# Items from a data source:
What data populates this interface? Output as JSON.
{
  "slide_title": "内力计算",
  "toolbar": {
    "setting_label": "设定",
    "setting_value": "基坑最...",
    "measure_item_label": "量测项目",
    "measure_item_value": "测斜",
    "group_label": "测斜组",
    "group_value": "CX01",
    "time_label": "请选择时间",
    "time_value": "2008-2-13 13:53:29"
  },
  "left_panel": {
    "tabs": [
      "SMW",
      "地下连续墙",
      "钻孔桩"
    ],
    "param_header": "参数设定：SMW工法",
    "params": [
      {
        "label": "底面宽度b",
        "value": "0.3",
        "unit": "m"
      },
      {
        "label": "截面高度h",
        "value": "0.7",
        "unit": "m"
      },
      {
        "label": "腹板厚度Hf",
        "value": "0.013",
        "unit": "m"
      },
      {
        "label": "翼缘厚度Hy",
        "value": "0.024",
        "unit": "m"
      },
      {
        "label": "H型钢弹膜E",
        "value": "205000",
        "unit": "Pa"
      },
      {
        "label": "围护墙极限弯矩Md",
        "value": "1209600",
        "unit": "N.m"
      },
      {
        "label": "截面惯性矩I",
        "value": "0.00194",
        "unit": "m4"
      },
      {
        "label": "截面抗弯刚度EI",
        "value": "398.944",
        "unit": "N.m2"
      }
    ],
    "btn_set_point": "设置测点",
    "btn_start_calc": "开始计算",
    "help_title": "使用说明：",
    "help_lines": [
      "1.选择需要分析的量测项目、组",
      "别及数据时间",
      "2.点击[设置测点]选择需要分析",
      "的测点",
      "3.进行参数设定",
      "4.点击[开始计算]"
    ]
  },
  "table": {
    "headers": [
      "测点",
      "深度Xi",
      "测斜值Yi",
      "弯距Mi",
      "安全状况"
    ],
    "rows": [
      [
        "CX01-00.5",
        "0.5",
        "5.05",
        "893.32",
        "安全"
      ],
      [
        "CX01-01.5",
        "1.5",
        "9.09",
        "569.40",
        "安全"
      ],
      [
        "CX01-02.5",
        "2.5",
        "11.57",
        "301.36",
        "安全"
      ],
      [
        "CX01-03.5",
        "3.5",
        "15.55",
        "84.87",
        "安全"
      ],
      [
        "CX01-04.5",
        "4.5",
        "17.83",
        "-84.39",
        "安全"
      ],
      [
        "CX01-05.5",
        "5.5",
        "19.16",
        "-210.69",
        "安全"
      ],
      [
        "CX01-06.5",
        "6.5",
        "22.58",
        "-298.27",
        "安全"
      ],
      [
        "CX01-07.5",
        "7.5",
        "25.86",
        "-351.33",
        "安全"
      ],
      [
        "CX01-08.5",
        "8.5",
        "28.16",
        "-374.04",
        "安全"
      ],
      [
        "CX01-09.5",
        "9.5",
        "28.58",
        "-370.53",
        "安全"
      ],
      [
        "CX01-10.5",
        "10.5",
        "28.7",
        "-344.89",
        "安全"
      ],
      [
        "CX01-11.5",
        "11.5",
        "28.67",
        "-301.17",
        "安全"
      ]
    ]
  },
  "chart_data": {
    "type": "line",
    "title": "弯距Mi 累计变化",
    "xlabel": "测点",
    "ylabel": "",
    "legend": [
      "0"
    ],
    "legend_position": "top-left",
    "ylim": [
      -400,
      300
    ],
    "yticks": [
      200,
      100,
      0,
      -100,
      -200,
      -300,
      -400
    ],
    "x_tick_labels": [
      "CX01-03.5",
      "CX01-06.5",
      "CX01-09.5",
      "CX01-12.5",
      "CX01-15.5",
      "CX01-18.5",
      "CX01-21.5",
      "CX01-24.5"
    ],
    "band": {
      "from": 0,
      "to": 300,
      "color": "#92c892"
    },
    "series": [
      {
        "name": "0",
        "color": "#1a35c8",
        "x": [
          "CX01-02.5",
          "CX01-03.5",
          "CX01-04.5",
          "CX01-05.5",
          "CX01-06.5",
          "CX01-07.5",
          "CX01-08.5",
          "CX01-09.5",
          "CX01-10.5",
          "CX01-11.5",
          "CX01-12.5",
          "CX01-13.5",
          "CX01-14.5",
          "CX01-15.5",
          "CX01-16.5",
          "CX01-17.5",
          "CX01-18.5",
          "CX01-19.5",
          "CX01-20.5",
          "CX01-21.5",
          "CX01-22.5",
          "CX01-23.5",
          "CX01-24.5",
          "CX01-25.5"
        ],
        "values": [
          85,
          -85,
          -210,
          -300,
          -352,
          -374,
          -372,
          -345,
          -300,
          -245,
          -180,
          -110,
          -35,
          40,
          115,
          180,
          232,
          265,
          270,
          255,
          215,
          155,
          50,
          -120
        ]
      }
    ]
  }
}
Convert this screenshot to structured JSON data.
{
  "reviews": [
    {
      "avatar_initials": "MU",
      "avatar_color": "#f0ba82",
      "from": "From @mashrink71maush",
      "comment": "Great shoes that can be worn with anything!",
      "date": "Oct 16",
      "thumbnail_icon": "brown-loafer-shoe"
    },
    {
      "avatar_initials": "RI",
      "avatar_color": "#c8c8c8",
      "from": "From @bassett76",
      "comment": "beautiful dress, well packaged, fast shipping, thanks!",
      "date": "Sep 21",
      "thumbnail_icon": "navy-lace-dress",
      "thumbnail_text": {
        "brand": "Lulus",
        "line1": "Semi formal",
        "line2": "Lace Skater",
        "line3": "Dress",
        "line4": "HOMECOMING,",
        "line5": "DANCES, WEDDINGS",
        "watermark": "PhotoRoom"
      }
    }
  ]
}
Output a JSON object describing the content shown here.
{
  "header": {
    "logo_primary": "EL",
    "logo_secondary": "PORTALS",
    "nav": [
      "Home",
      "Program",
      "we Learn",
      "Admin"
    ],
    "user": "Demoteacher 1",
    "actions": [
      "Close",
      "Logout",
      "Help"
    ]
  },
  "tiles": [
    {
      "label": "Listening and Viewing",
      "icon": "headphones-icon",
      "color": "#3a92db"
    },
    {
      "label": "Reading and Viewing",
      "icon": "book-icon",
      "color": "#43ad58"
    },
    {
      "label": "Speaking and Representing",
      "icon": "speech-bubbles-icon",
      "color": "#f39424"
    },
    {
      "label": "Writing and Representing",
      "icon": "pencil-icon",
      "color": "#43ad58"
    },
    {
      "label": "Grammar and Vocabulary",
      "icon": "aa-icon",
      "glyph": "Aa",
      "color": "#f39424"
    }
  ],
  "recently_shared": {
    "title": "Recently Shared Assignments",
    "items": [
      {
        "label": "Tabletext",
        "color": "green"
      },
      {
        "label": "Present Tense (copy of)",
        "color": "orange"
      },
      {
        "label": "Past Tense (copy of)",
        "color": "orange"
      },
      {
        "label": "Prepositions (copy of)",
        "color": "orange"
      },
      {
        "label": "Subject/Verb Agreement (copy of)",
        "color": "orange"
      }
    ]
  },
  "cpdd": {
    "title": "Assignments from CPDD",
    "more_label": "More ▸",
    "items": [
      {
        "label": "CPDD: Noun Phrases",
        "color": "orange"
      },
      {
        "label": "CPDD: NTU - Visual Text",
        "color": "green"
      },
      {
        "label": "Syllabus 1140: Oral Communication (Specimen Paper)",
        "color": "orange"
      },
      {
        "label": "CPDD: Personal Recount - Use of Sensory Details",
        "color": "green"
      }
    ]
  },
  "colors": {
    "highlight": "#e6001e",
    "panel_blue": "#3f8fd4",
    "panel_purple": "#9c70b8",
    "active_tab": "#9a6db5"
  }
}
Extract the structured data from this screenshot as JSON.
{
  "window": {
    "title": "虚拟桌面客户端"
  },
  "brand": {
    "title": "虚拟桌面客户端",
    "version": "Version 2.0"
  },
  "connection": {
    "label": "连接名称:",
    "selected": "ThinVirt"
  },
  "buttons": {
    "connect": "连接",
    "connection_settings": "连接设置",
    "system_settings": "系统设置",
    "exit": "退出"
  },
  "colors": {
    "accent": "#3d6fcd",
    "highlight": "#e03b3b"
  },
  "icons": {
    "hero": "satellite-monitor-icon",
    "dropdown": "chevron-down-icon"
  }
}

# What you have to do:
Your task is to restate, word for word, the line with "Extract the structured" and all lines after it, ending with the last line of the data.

# Problem solution:
Extract the structured data from this screenshot as JSON.
{
  "window": {
    "title": "虚拟桌面客户端"
  },
  "brand": {
    "title": "虚拟桌面客户端",
    "version": "Version 2.0"
  },
  "connection": {
    "label": "连接名称:",
    "selected": "ThinVirt"
  },
  "buttons": {
    "connect": "连接",
    "connection_settings": "连接设置",
    "system_settings": "系统设置",
    "exit": "退出"
  },
  "colors": {
    "accent": "#3d6fcd",
    "highlight": "#e03b3b"
  },
  "icons": {
    "hero": "satellite-monitor-icon",
    "dropdown": "chevron-down-icon"
  }
}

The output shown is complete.